The Campaign to Protect Rural England (CPRE) has good intentions – there is no doubt about that – but often they directly contradict themselves. While the CPRE often calls for affordable housing in rural areas, it has this week objected to new Government proposals that would make it easier to convert farm buildings into housing.
A spokesman says the plans “will mean housing popping up in unsuitable locations in the remote countryside. And it’s not just the housing but the garages, sheds, lighting and fences that will come with them that will destroy the character of rural areas.” It appears wrong-headed to oppose the use of existing (and I am sure often derelict) barns, workshops and other outbuildings for housing, while asking for rural affordable housing to be delivered…where? On Greenfield sites? There are few Brownfield sites in rural areas that can be used for housing. Surely converting dilapidated farm buildings into new homes would only enhance the character of rural areas?
But this feeds into a much wider issue that has held back the delivery of new homes for decades. Every time a new development is proposed on a Greenfield / Green Belt site in the countryside, the cries of “greedy developers, concreting over the countryside” or causing endless “urban sprawl” quickly drown out the calls for new homes and affordable housing. While the younger generation find themselves unable to get on the housing ladder, the campaigners write their objection letters from spacious family homes with large gardens, many of which were built by “greedy developers” on Greenfield / Green Belt sites prior the boom in house prices that began in the 1990s.
The reality of course is this: the British countryside has not been concreted over, it is not being concreted over, and it will not be concreted over – even if the Government embarks on a house building program to rival the post-war effort (unlikely of course). In the UK, around 80% of us live in towns and cities. In terms of what has actually been built on, the statistics issued by the UK National Ecosystem Assessment reveal some clear facts:
- 93% of the UK has not been built on.
- Of the 7% which is classified as urban, over 50% is green space – parks, playing fields, allotments.
- Almost a fifth of the 7% functions as domestic gardens.
- Nearly 7% of the urban 7% is made up of rivers, lakes, canals and reservoirs.
- Overall, almost 80% of urban areas are actually non-developed, whether that is preserved natural environments or man made.
- Therefore, the proportion of the UK’s landscape that is actually “concreted over” is approximately 2.3%.
Of course, one can say lies, damned lies and statistics, but this does illuminate the misrepresentation at the heart of the campaigns against new homes that strangle the debate and have contributed to the housing crisis that we now face. This is without exploring the reality of rural Britain – that it is an industrial landscape formed by intensive farming and food production. There are few completely natural and undeveloped areas of the UK.
Those who are lucky enough to own homes in rural and suburban areas in the South East of England may complain that development is focused on their area of the country, but the simple fact is that London is the economic powerhouse of the UK and a magnet for talent, entrepreneurship and prosperity – our economy is not dispersed across different cities and regions as it is in France, Italy or Germany, and no Government can address this imbalance without upsetting the free market economy that all of the mainstream political parties are signed up to. Therefore, those who live in the South East of England benefit disproportionately from this economic success, and logically should accept a fair share of new development for homes, industry and requisite infrastructure.
Unfortunately, the debate over planning and development in the UK rarely touches on logic.

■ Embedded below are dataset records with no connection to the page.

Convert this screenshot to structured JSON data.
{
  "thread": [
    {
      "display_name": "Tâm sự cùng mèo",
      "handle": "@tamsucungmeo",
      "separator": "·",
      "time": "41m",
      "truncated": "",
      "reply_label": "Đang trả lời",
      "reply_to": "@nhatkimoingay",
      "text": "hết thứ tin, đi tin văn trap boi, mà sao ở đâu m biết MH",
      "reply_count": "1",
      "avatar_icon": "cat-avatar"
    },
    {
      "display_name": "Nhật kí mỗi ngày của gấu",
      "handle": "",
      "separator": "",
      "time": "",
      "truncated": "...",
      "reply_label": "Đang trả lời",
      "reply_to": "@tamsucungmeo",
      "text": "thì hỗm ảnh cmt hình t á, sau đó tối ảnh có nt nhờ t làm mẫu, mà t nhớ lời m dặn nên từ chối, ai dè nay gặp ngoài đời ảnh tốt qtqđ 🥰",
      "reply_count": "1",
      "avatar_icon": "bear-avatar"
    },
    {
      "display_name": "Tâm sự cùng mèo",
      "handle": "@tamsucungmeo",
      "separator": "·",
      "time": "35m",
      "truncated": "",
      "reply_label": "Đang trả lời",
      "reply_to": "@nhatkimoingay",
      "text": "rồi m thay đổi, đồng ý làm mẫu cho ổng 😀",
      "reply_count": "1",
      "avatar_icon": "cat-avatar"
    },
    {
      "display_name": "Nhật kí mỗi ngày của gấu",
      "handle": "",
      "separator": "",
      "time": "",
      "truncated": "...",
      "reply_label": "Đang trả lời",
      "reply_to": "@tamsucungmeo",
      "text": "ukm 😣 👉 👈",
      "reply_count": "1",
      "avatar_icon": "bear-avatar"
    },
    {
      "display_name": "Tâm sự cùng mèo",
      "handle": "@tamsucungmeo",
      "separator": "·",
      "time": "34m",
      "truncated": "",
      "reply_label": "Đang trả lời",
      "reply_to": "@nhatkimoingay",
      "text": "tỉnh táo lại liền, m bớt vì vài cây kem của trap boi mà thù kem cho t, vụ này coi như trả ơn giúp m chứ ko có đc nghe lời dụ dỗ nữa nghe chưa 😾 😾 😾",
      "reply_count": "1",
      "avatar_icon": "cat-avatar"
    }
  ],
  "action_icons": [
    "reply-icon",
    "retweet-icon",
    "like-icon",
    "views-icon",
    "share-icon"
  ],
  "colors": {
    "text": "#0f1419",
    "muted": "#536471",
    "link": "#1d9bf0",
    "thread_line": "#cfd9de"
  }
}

The CPRE may have good intentions, but they have to accept that development on Green Belt / Greenfield was not and is not always a bad thing. The same needs and motivations that prompted development in the countryside back in 1953, 1963, 1973 and 1983 still exist in 2013 – and these are not going to go away.
Only 2.3% of the UK has been “concreted over”. A tiny increase in this could make a significant dent in our housing crisis, stimulate the economy, and create a more sensible planning framework based on need and evidence. However, local and national government is not delivering a consensual approach to accommodating development, and so for the foreseeable future, it will fall on the development industry to take the strain.